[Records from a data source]
____________________

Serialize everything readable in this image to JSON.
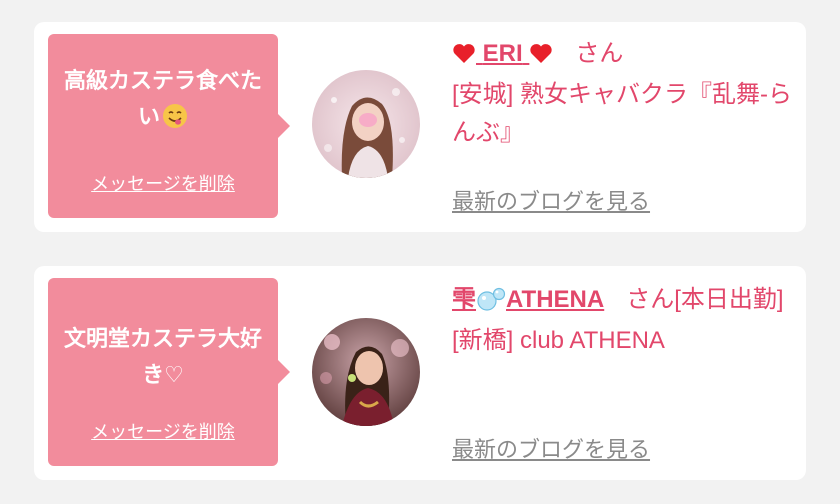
{
  "colors": {
    "accent": "#e2476b",
    "bubble": "#f28c9c",
    "muted_link": "#8a8a8a",
    "background": "#f2f2f2"
  },
  "cards": [
    {
      "message": "高級カステラ食べたい",
      "message_emoji": "yum-face-emoji",
      "delete_label": "メッセージを削除",
      "name": "ERI",
      "name_decoration": "red-heart-emoji",
      "honorific": "さん",
      "shop": "[安城] 熟女キャバクラ『乱舞-らんぶ』",
      "blog_label": "最新のブログを見る",
      "avatar": "cast-photo-eri"
    },
    {
      "message": "文明堂カステラ大好き♡",
      "delete_label": "メッセージを削除",
      "name_prefix": "雫",
      "name_prefix_emoji": "bubbles-emoji",
      "name": "ATHENA",
      "honorific": "さん[本日出勤]",
      "shop": "[新橋] club ATHENA",
      "blog_label": "最新のブログを見る",
      "avatar": "cast-photo-athena"
    }
  ]
}
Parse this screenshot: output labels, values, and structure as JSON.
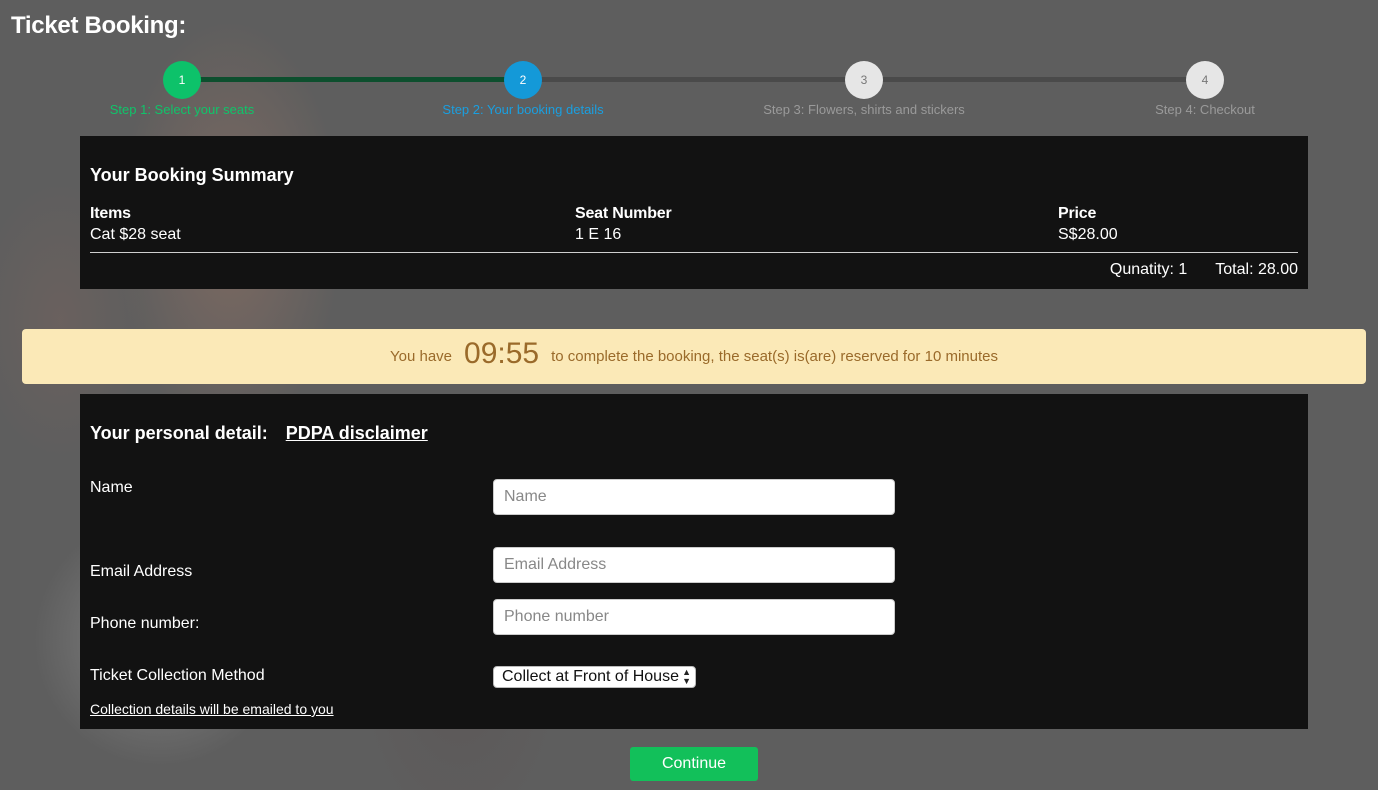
{
  "page": {
    "title": "Ticket Booking:"
  },
  "stepper": {
    "steps": [
      {
        "number": "1",
        "label": "Step 1: Select your seats",
        "status": "complete"
      },
      {
        "number": "2",
        "label": "Step 2: Your booking details",
        "status": "active"
      },
      {
        "number": "3",
        "label": "Step 3: Flowers, shirts and stickers",
        "status": "pending"
      },
      {
        "number": "4",
        "label": "Step 4: Checkout",
        "status": "pending"
      }
    ]
  },
  "summary": {
    "title": "Your Booking Summary",
    "columns": {
      "items": "Items",
      "seat": "Seat Number",
      "price": "Price"
    },
    "rows": [
      {
        "item": "Cat $28 seat",
        "seat": "1 E 16",
        "price": "S$28.00"
      }
    ],
    "quantity": "Qunatity: 1",
    "total": "Total: 28.00"
  },
  "timer": {
    "prefix": "You have",
    "countdown": "09:55",
    "suffix": "to complete the booking, the seat(s) is(are) reserved for 10 minutes"
  },
  "personal": {
    "title": "Your personal detail:",
    "disclaimer_link": "PDPA disclaimer",
    "name_label": "Name",
    "name_placeholder": "Name",
    "email_label": "Email Address",
    "email_placeholder": "Email Address",
    "phone_label": "Phone number:",
    "phone_placeholder": "Phone number",
    "collection_label": "Ticket Collection Method",
    "collection_selected": "Collect at Front of House",
    "collection_note": "Collection details will be emailed to you"
  },
  "actions": {
    "continue_label": "Continue"
  },
  "colors": {
    "step_complete": "#0dc26a",
    "step_active": "#1499d8",
    "step_pending": "#e6e6e6",
    "timer_bg": "#fbe9b7",
    "continue_bg": "#12c05a"
  }
}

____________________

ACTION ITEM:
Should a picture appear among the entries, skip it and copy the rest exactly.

TASK ANSWER:
Serialize everything readable in this image to JSON.
{
  "colors": {
    "accent": "#e2476b",
    "bubble": "#f28c9c",
    "muted_link": "#8a8a8a",
    "background": "#f2f2f2"
  },
  "cards": [
    {
      "message": "高級カステラ食べたい",
      "message_emoji": "yum-face-emoji",
      "delete_label": "メッセージを削除",
      "name": "ERI",
      "name_decoration": "red-heart-emoji",
      "honorific": "さん",
      "shop": "[安城] 熟女キャバクラ『乱舞-らんぶ』",
      "blog_label": "最新のブログを見る",
      "avatar": "cast-photo-eri"
    },
    {
      "message": "文明堂カステラ大好き♡",
      "delete_label": "メッセージを削除",
      "name_prefix": "雫",
      "name_prefix_emoji": "bubbles-emoji",
      "name": "ATHENA",
      "honorific": "さん[本日出勤]",
      "shop": "[新橋] club ATHENA",
      "blog_label": "最新のブログを見る",
      "avatar": "cast-photo-athena"
    }
  ]
}
Parse this screenshot: output labels, values, and structure as JSON.
{
  "page": {
    "title": "Ticket Booking:"
  },
  "stepper": {
    "steps": [
      {
        "number": "1",
        "label": "Step 1: Select your seats",
        "status": "complete"
      },
      {
        "number": "2",
        "label": "Step 2: Your booking details",
        "status": "active"
      },
      {
        "number": "3",
        "label": "Step 3: Flowers, shirts and stickers",
        "status": "pending"
      },
      {
        "number": "4",
        "label": "Step 4: Checkout",
        "status": "pending"
      }
    ]
  },
  "summary": {
    "title": "Your Booking Summary",
    "columns": {
      "items": "Items",
      "seat": "Seat Number",
      "price": "Price"
    },
    "rows": [
      {
        "item": "Cat $28 seat",
        "seat": "1 E 16",
        "price": "S$28.00"
      }
    ],
    "quantity": "Qunatity: 1",
    "total": "Total: 28.00"
  },
  "timer": {
    "prefix": "You have",
    "countdown": "09:55",
    "suffix": "to complete the booking, the seat(s) is(are) reserved for 10 minutes"
  },
  "personal": {
    "title": "Your personal detail:",
    "disclaimer_link": "PDPA disclaimer",
    "name_label": "Name",
    "name_placeholder": "Name",
    "email_label": "Email Address",
    "email_placeholder": "Email Address",
    "phone_label": "Phone number:",
    "phone_placeholder": "Phone number",
    "collection_label": "Ticket Collection Method",
    "collection_selected": "Collect at Front of House",
    "collection_note": "Collection details will be emailed to you"
  },
  "actions": {
    "continue_label": "Continue"
  },
  "colors": {
    "step_complete": "#0dc26a",
    "step_active": "#1499d8",
    "step_pending": "#e6e6e6",
    "timer_bg": "#fbe9b7",
    "continue_bg": "#12c05a"
  }
}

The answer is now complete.